Most professionals will also be experts at using the measurement tools provided by social media (analytics) and can provide regular reports on what content people click on most and which social media platforms generate most of your traffic. Using these tools gives you the information to shape and refine your tactics over time.

Most of all, hiring professionals frees you up to focus on what you’re best at – running your business and building your brand.

Ignoring Brand Consistency

TRUST process, business concept on blackboard

Brand consistency is vitally important if the goal is to achieve brand recognition. Lack of it is a huge business risk. If you get too creative with messaging – always changing – or too free with the look and feel of your brand symbols – how will the public always know it’s you?

The very concept of “branding” is based on consistency. But ensuring consistency is something you have to be intentional about and must enforce.

Companies trademark their symbols and will fight in court to protect them if another company tries to appropriate or imitate them. But to help people who have permission to use your symbols, it’s a good idea to publish a brand style guide.

A style guide is formal a  document that tells everyone how the visual elements of your brand must be treated. For a corporation, it may be a manual. For a small business, it may be a single page. But having one saves a lot of headaches, and keeps everyone on the same page. It also demonstrates seriousness about protecting your brand.

Send it to all the writers, content creators, graphic designers, and the entire sales and marketing team. If multiple writers creating content for a single brand, they will rely heavily on the organization’s style guide.

Protecting Your Brand in the Age of the Internet

The internet has been a game-changer when it comes to organizational communication.

On the one hand, it presents massive opportunities to reach worldwide markets. Today you can run a marketing and communication program that services all your audiences efficiently, and without spending a fortune in advertising.

But new risks come along with that.

  • For one thing, businesses pay a price for poor online communication. If a company looks second-rate on the web, consumers decide that their product is too. Badly written copy, dense text, grammatical errors all take away from people’s trust in you.
  • Then there are other potential perils – like online reviews. Unhappy employees can post negative reviews on sites like Glass Door, where prospective employees can easily find them. And many good companies end up with bad customer reviews on sites like Google and Yelp. The cost of bad reviews can be high. All it takes is one or two to chase away prospective customers and cut into your bottom line.
  • The internet also has made piracy a commonplace crime. Companies, as you grow, have to ever more closely monitor the web to protect their copyrights and trademark rights. Artists, designers, and anyone creating copyrighted material must be vigilant in protecting their visual (mostly) assets from thieves.

But here’s the good news. It’s easy to take control of your brand online.

Professional Help to Manage Your Online Brand

As copywriters and content creators, our goal at The Allyson Group is to be a partner in creating your company’s success.

When we work with companies, brand conversations are at the forefront of our work. Only a complete understanding of a company’s brand gives us the information we need to:

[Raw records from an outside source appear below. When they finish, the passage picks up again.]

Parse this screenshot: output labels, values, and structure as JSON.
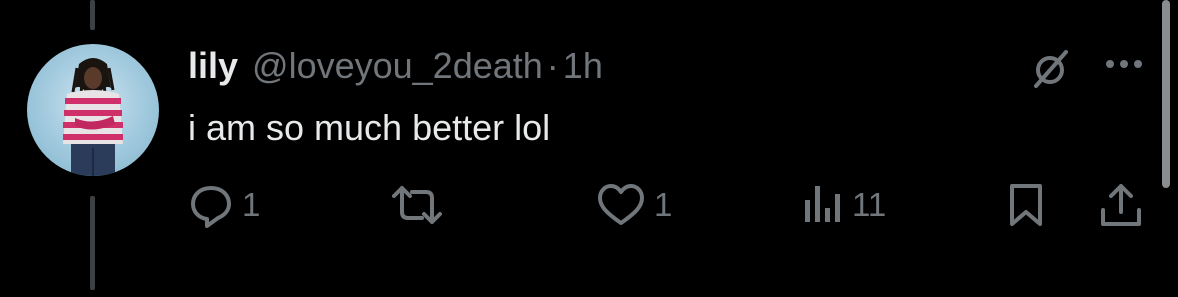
{
  "tweet": {
    "display_name": "lily",
    "handle": "@loveyou_2death",
    "separator": "·",
    "time": "1h",
    "text": "i am so much better lol"
  },
  "actions": {
    "reply": {
      "icon": "reply-icon",
      "count": "1"
    },
    "retweet": {
      "icon": "retweet-icon",
      "count": ""
    },
    "like": {
      "icon": "heart-icon",
      "count": "1"
    },
    "views": {
      "icon": "views-chart-icon",
      "count": "11"
    },
    "bookmark": {
      "icon": "bookmark-icon"
    },
    "share": {
      "icon": "share-icon"
    }
  },
  "top_icons": [
    "grok-icon",
    "more-icon"
  ],
  "colors": {
    "background": "#000000",
    "primary_text": "#e7e9ea",
    "secondary_text": "#71767b",
    "thread_line": "#3e4144"
  }
}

  • understand your audiences so our content can target their hopes and dreams
  • communicate your company’s key messages
  • create relevant, useful visual content
  • utilize multiple writers and still maintain brand consistency

We audit your existing online properties and share the results. Then we work with you to make a content plan. Content planning takes the guesswork out of what, when, and where to put your content online. It even answers the “why.” We plan content quarterly and can assign different.

Our work provides the consistency, relevance, and usefulness that serves your customer and “brands” your company as reliable and trustworthy.


At The Allyson Group, we are content writers and content creators who can help you choose the kind of website you need, and the design firm that’s right for your budget. Call or email today and set up a time to talk through your project. No obligation, just a conversation.